Aim of the task: Every line holding the string "month" should be copied from the listing.

Content starts

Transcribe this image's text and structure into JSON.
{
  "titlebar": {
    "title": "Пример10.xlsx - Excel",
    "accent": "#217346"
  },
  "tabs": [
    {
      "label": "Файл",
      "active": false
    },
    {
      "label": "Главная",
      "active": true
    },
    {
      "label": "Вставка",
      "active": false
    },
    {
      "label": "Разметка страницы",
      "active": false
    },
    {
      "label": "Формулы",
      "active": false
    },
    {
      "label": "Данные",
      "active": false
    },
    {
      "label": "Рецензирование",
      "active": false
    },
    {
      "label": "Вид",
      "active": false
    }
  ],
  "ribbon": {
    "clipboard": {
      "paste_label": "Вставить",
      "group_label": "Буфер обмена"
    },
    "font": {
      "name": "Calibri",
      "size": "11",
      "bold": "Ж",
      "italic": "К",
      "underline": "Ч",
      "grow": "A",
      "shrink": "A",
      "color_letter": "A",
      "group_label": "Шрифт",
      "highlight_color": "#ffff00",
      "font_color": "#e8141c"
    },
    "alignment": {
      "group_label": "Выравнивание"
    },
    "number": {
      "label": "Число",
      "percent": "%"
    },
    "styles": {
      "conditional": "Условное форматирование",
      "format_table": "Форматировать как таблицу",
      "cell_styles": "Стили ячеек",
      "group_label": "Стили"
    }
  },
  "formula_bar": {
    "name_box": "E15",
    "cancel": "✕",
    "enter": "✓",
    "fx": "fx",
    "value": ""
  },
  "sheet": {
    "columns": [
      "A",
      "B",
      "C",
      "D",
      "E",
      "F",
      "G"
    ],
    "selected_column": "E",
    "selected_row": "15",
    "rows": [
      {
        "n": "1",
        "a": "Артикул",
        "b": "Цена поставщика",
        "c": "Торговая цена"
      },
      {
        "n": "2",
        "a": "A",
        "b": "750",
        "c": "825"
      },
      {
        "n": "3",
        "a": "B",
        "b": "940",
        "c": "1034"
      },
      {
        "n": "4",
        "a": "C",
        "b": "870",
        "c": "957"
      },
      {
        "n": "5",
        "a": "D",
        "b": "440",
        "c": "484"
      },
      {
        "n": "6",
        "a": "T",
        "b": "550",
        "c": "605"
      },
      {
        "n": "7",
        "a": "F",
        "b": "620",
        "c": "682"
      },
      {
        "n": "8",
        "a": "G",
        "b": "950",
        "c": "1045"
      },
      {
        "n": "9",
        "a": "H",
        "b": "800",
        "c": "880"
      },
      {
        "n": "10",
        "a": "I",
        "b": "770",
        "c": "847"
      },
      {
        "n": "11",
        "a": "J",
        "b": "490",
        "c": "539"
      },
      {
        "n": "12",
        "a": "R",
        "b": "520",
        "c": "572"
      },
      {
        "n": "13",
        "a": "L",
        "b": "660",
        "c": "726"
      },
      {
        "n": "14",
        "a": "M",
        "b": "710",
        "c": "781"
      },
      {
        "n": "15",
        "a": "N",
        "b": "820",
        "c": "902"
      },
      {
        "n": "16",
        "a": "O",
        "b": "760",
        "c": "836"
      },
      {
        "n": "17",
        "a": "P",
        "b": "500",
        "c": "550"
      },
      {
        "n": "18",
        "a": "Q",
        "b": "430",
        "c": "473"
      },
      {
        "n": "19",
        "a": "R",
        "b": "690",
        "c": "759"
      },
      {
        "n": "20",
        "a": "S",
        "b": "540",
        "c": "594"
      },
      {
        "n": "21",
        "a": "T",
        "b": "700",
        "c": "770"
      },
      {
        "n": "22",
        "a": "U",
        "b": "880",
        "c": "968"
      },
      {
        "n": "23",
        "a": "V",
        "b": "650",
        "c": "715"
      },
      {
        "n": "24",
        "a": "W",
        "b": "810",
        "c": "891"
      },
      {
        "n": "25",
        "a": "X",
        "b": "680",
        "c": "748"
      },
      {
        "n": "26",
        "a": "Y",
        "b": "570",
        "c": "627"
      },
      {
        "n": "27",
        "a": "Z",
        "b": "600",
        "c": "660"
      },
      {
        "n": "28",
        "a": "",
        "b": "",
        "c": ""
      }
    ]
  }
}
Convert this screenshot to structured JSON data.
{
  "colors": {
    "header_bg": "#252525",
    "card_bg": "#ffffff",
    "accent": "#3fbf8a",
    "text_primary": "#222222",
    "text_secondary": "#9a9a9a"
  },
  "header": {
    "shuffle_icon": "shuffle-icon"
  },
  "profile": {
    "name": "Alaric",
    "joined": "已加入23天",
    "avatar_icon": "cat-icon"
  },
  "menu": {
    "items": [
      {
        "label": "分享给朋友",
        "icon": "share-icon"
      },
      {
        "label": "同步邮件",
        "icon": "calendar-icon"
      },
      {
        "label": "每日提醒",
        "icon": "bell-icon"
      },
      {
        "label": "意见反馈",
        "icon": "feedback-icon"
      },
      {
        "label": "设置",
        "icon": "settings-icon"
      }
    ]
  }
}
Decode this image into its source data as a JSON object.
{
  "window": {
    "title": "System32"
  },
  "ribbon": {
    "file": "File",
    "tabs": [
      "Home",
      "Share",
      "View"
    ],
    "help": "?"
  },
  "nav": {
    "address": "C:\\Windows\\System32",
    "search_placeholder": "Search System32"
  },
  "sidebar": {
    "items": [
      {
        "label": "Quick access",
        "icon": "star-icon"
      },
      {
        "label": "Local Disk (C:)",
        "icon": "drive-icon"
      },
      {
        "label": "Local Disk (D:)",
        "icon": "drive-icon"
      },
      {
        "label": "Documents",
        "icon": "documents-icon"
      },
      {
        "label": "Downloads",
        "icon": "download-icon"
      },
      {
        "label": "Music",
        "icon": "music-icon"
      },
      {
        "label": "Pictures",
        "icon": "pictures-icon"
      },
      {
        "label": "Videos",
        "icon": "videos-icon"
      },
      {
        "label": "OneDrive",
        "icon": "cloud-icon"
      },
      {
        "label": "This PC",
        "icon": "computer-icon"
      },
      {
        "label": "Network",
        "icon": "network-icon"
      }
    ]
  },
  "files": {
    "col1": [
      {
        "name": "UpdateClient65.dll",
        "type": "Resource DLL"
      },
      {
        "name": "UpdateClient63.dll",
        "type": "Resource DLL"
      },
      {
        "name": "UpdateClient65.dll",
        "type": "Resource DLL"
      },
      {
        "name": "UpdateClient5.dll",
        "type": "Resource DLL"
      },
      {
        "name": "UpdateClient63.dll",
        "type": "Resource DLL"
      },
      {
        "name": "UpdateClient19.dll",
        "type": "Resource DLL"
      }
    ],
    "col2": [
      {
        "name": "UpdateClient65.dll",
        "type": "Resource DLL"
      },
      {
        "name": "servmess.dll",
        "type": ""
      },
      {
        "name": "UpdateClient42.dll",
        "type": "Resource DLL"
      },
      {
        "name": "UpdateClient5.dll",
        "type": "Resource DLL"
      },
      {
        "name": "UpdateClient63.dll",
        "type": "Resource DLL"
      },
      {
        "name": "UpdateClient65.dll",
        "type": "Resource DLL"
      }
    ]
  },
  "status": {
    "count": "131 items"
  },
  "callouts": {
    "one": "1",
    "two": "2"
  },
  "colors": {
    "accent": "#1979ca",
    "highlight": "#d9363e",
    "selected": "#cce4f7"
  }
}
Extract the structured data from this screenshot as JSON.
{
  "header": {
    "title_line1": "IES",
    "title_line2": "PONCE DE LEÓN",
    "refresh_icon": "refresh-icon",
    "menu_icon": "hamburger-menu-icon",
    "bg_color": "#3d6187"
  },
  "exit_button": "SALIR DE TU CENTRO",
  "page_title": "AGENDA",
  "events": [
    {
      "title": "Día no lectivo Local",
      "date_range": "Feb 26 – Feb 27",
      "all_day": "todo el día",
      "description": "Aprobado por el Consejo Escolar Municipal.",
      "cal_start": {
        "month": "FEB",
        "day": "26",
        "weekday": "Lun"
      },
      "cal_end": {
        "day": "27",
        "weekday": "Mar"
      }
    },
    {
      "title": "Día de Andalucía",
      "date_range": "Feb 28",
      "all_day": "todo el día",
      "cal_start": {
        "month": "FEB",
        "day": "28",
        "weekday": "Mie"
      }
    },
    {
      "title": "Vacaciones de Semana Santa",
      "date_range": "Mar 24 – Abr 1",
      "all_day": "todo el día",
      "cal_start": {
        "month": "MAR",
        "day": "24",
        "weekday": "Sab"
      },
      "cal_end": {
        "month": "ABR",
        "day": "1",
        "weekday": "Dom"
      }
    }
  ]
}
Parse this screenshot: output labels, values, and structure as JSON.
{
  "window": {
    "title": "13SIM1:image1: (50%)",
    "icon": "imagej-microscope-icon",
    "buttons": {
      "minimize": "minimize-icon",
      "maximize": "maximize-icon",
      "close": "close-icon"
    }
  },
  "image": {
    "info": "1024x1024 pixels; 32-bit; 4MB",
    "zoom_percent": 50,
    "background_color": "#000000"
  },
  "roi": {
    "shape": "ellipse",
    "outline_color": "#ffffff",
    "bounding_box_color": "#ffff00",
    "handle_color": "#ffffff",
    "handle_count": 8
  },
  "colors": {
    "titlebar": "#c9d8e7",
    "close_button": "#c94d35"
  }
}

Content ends

Problem solution:
        "month": "FEB",
        "month": "FEB",
        "month": "MAR",
        "month": "ABR",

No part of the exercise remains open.